Monday, December 4, 2017

Publishers Weekly Review of "Miracle"


Chanavia Haddock, illus. by Liz Amini-Holmes. BookBaby, $11.95 paper (24p) ISBN 978-1-48359-930-4
In a brisk, gentle poem, a brown-skinned girl named Piper Rose stays outside all day in the snow, waiting for a miracle: “Miracle miracle, where are you?/ I’ve searched and I’ve searched the whole day through.” Throughout, Amini-Holmes incorporates the word miracle into the landscape around Piper Rose: she perches on it pensively in the opening spread, and it later appears written in cloudlike letters in the sky, in the branches of a tree, and on the face of the sun. Piper doesn’t take much notice of any of these signs, and in the final pages, readers will understand that she’s holding out for a specific miracle: the appearance of the moon in the night sky. Though miracle is quite literally spelled out on each spread, it’s unclear whether Haddock aims to encourage readers to appreciate small, everyday miracles; the overall effect is that of a contemplative nursery rhyme. Piper Rose’s red coat and windblown, vibrantly striped scarf are an immediate draw in each of Amini-Holmes’s illustrations. The snowy scenes are all quite similar, but they exude a quiet, wintry peacefulness. Ages 4–8. (BookLife)
Reviewed on: 07/03/2017
Release date: 05/01/2017
Hardcover - 28 pages - 978-1-4835-8660-1

Chester Nez and the Unbreakable Code

Coming April 1, 2017 from Albert Whitman and Co. I am honored to have illustrated this timely and important story by Joseph Bruchac, the one of the most well regarded  authors of Native American stories 
As a young Navajo boy, Chester Nez had to leave the reservation and attend boarding school, where he was taught that his native language and culture were useless. But Chester refused to give up his heritage. Years later, during World War II, Chester—and other Navajo men like him—was recruited by the US Marines to use the Navajo language to create an unbreakable military code. Suddenly the language he had been told to forget was needed to fight a war. This powerful picture book biography contains backmatter including a timeline and a portion of the Navajo code, and also depicts the life of an original Navajo code talker while capturing the importance of heritage.

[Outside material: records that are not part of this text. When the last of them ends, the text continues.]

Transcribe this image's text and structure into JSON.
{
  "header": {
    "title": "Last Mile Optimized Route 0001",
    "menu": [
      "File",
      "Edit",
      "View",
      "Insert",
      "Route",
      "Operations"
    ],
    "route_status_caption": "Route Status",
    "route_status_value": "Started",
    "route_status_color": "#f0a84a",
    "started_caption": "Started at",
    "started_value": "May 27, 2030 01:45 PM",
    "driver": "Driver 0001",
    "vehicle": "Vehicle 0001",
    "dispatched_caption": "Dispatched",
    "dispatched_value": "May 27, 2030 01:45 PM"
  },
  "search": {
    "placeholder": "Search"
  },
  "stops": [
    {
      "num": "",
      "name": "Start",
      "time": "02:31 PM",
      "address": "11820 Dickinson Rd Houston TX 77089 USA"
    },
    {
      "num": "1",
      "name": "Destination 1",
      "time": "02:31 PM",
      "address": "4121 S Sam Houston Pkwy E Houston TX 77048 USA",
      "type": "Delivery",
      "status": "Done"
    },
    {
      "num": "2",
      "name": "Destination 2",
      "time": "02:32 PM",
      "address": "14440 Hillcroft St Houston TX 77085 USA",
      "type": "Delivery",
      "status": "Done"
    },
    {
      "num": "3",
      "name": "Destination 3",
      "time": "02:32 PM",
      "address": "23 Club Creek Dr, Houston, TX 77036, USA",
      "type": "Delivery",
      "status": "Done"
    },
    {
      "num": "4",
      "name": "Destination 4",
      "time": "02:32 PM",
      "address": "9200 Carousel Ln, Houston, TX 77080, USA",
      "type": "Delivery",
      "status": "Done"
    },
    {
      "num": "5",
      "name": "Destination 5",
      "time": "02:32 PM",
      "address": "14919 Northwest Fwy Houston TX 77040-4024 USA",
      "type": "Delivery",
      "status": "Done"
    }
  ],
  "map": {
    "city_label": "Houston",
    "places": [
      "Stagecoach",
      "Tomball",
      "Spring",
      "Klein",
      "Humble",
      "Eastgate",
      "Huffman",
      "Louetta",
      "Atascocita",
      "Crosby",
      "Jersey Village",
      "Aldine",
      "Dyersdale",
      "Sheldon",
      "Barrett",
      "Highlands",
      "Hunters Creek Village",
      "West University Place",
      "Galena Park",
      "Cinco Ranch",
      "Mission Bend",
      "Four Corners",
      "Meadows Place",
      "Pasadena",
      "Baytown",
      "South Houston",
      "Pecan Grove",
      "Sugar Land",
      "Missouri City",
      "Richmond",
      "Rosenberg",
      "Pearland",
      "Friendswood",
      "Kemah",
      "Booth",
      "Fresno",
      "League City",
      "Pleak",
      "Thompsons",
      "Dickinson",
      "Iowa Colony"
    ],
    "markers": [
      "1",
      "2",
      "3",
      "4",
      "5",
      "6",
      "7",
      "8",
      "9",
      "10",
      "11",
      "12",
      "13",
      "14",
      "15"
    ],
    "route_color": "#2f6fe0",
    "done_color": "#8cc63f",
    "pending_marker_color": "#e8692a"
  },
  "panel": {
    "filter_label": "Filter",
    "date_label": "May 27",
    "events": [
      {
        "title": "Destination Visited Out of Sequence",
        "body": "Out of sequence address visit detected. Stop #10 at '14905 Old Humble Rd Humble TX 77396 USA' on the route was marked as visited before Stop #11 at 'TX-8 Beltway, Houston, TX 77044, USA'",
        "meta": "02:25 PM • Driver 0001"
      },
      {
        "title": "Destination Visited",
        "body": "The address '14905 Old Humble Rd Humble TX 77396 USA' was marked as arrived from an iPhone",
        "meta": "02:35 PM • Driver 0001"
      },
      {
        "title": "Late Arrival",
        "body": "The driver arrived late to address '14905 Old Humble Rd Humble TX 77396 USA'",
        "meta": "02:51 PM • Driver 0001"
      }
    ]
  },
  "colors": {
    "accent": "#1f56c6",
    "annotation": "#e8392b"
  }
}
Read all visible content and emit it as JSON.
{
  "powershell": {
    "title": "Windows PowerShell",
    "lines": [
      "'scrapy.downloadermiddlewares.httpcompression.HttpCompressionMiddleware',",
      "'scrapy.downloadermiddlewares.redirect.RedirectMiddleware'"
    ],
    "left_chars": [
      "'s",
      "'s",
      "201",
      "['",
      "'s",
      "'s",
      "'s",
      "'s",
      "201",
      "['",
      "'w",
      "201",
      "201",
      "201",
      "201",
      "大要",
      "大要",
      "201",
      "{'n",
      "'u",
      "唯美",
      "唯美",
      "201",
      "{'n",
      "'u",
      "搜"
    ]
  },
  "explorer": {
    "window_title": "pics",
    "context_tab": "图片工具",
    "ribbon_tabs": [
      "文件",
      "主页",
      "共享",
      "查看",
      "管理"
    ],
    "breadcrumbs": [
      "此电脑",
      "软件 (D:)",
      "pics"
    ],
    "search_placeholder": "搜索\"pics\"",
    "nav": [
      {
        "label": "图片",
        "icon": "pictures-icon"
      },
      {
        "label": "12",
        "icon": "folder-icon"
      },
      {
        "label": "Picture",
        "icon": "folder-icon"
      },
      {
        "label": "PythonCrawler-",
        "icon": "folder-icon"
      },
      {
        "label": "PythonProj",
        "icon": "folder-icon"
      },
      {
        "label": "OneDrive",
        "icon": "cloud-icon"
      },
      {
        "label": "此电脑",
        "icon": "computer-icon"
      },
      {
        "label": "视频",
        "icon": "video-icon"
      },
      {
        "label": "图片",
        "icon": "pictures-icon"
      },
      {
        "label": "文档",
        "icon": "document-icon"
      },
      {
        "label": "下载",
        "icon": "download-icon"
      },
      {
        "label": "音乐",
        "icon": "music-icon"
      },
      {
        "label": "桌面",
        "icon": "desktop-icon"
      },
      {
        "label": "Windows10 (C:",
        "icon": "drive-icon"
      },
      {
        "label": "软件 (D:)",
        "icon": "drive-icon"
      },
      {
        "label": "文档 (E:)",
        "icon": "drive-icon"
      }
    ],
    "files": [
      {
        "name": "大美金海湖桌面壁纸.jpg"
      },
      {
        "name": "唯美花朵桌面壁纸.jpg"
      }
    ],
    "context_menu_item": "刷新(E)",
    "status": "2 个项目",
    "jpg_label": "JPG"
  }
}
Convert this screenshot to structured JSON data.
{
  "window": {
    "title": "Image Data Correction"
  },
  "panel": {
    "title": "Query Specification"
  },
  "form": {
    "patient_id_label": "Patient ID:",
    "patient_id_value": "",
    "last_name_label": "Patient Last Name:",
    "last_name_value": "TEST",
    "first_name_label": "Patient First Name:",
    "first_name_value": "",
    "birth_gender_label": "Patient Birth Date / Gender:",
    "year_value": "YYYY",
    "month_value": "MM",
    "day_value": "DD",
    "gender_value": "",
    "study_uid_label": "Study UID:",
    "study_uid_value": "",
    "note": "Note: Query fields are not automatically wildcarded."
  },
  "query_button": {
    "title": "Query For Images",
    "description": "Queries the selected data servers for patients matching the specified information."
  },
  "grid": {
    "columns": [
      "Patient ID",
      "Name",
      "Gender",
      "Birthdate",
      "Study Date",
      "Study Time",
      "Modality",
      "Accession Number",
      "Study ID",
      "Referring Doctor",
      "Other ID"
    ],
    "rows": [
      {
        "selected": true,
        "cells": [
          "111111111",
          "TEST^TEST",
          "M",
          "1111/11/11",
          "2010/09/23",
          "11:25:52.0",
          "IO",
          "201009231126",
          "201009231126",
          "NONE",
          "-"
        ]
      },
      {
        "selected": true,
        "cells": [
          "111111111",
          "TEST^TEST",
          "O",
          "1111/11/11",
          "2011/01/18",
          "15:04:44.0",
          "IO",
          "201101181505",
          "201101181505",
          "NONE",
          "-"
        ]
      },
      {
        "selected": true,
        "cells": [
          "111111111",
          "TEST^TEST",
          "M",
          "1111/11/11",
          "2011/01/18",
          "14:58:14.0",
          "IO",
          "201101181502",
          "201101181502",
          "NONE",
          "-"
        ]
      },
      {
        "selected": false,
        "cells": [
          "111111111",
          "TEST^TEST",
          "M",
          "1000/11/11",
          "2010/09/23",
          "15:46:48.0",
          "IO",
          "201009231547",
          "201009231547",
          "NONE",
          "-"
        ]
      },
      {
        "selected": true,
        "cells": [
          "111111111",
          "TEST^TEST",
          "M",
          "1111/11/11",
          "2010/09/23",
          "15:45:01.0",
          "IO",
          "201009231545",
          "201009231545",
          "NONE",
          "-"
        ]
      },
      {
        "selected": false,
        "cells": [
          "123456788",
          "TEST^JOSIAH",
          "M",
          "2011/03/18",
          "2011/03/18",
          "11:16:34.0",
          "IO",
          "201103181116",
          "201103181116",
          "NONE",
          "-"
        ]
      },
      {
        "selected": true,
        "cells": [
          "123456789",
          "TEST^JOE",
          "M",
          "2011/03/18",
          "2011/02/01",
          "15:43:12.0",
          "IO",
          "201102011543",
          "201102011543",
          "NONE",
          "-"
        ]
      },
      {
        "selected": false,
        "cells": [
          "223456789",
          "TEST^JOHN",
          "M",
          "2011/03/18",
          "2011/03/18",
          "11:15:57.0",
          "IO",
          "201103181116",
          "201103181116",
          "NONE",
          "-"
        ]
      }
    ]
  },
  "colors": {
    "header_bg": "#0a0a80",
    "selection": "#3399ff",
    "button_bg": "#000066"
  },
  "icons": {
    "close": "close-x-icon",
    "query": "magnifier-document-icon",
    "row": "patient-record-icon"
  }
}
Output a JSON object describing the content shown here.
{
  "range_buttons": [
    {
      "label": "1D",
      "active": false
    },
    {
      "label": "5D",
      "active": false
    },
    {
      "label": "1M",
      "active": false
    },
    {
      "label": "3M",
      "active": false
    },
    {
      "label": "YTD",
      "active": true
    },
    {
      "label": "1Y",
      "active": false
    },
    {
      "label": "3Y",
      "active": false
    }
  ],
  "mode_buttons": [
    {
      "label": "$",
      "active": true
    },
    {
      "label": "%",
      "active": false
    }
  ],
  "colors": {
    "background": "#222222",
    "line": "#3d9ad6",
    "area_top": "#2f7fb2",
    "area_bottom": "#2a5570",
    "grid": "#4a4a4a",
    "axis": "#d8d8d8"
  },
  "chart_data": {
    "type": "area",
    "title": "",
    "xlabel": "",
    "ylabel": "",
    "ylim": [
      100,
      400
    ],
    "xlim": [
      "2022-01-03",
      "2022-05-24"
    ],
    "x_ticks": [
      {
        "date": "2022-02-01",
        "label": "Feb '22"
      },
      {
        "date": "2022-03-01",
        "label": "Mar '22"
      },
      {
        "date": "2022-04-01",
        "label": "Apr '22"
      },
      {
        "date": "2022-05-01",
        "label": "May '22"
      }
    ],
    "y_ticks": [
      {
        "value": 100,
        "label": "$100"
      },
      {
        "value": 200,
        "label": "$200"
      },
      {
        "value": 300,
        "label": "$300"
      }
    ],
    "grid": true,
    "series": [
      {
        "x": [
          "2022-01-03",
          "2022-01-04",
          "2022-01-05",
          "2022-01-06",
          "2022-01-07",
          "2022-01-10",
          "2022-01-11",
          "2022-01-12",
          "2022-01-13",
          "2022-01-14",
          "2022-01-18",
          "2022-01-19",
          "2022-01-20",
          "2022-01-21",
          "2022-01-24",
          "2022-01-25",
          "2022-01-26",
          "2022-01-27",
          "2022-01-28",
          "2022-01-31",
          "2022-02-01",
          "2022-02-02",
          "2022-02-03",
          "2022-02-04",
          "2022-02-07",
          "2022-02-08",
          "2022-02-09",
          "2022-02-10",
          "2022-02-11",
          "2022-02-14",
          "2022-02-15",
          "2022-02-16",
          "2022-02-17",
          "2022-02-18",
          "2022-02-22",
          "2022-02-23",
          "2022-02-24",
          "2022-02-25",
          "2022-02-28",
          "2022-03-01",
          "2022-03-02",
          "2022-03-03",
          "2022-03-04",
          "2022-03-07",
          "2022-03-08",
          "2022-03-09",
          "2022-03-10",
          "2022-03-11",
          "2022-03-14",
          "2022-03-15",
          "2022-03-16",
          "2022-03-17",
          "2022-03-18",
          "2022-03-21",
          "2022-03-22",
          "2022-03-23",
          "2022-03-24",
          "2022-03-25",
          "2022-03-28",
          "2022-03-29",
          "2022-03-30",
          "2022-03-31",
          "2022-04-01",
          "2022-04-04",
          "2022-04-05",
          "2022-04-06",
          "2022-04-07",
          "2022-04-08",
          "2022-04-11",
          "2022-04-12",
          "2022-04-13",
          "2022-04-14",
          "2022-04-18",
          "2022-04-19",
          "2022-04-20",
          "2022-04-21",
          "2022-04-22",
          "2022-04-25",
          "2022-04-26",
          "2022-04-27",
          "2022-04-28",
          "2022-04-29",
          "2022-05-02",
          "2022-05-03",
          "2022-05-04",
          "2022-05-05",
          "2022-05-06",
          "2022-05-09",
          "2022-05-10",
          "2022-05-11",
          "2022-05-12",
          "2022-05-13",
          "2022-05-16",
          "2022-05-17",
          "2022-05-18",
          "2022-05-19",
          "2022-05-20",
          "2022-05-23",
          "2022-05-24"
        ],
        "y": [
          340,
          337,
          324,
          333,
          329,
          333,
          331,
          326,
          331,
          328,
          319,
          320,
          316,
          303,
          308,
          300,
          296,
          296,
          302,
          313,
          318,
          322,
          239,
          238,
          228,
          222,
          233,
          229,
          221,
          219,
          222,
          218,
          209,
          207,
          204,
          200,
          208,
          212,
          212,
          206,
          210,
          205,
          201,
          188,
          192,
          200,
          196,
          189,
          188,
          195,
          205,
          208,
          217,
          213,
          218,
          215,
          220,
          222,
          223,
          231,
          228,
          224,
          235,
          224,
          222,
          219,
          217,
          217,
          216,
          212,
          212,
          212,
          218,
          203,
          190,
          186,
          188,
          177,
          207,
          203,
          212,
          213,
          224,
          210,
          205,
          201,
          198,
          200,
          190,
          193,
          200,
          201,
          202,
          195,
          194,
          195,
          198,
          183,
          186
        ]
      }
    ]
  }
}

Sunday, July 9, 2017

New Book for Spring 2017- The Fantastical Children of Pond Kingdom

I am overjoyed to illustrate  Ruth Finnegan's picture book The Fantastical Children of Pond Kingdom published by Balestier Press-UK

Monday, February 27, 2017

Upcoming Book: Code Talkers picture book

I am very pleased to announce my new project for publishers Albert Whitman & Company. I will be illustrating Code Talkers by Joseph Bruchac out next spring. Code Talkers are little-known and only recently celebrated group of young Navajo men who created the secret code that led to the victory of World War Two. I am so fortunate to work on this book by illustrating this extraordinary story. I am again honored to bring indigenous peoples stories to light.